> What is needed
Answer with a single number, the count of lines in the material below that contain the word "Start".

■ ■ ■

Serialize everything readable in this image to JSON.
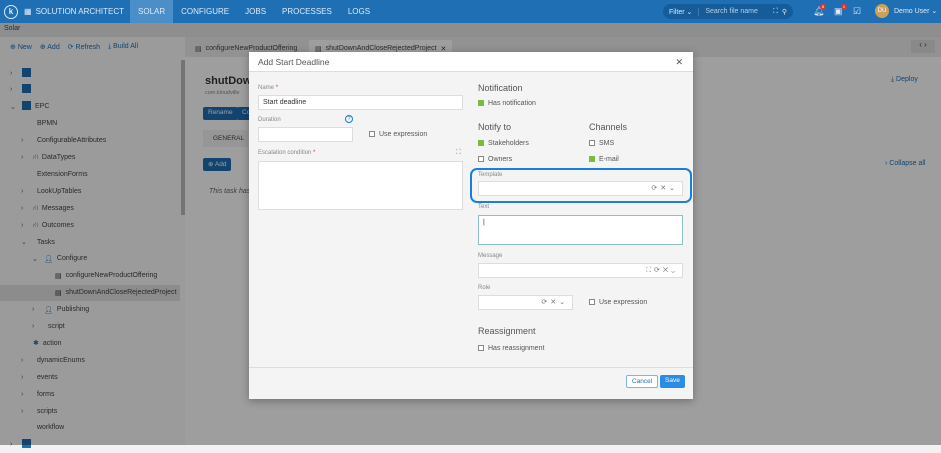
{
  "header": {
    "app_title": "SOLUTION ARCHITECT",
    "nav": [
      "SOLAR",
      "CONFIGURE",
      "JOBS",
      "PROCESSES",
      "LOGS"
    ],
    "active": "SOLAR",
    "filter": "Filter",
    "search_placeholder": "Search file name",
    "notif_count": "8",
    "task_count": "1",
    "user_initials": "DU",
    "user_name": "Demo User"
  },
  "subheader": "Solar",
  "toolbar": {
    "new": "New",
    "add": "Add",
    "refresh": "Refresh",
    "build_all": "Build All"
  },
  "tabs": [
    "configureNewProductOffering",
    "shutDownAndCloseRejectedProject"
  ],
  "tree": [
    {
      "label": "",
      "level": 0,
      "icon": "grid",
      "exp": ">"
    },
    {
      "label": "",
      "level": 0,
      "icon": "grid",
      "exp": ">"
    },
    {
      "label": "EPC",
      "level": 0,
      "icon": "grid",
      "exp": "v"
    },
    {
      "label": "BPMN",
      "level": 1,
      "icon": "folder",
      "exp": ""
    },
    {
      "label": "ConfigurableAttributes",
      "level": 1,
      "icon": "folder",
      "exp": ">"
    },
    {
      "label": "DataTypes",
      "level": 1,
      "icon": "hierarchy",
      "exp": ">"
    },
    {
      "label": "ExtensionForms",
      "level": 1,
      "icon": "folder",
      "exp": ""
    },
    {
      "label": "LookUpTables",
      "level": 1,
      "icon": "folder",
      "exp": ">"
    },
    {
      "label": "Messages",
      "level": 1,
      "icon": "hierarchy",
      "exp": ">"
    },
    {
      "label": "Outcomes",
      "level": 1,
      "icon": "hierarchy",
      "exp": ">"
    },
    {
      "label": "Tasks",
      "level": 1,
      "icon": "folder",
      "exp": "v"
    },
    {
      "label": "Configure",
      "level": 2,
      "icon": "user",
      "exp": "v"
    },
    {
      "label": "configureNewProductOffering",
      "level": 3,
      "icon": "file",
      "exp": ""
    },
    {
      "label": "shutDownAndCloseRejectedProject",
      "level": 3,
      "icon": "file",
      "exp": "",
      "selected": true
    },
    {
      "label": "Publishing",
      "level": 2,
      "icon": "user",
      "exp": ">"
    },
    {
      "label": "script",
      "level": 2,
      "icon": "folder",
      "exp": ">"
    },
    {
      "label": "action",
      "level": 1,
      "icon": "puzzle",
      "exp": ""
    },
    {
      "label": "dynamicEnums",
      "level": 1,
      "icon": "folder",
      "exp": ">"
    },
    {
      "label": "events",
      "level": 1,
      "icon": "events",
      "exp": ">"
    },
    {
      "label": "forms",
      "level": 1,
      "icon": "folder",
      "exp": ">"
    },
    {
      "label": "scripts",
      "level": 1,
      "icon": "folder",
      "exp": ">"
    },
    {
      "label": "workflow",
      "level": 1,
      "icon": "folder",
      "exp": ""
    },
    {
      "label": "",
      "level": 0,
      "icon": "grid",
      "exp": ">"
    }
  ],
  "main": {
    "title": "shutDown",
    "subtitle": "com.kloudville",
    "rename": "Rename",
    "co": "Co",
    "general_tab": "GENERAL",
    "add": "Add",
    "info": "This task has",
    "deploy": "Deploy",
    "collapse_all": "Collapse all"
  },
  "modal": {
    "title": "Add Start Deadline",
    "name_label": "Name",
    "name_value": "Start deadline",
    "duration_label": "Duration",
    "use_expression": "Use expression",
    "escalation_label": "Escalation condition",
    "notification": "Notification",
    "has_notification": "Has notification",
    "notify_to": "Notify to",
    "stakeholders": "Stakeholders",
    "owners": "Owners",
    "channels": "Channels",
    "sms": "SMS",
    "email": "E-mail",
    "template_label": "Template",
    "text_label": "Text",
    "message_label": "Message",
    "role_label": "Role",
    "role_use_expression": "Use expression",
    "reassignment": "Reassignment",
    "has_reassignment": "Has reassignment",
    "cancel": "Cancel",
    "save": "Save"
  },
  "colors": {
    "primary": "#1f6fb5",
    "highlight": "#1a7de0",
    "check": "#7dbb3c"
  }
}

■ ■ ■

> Task solution
2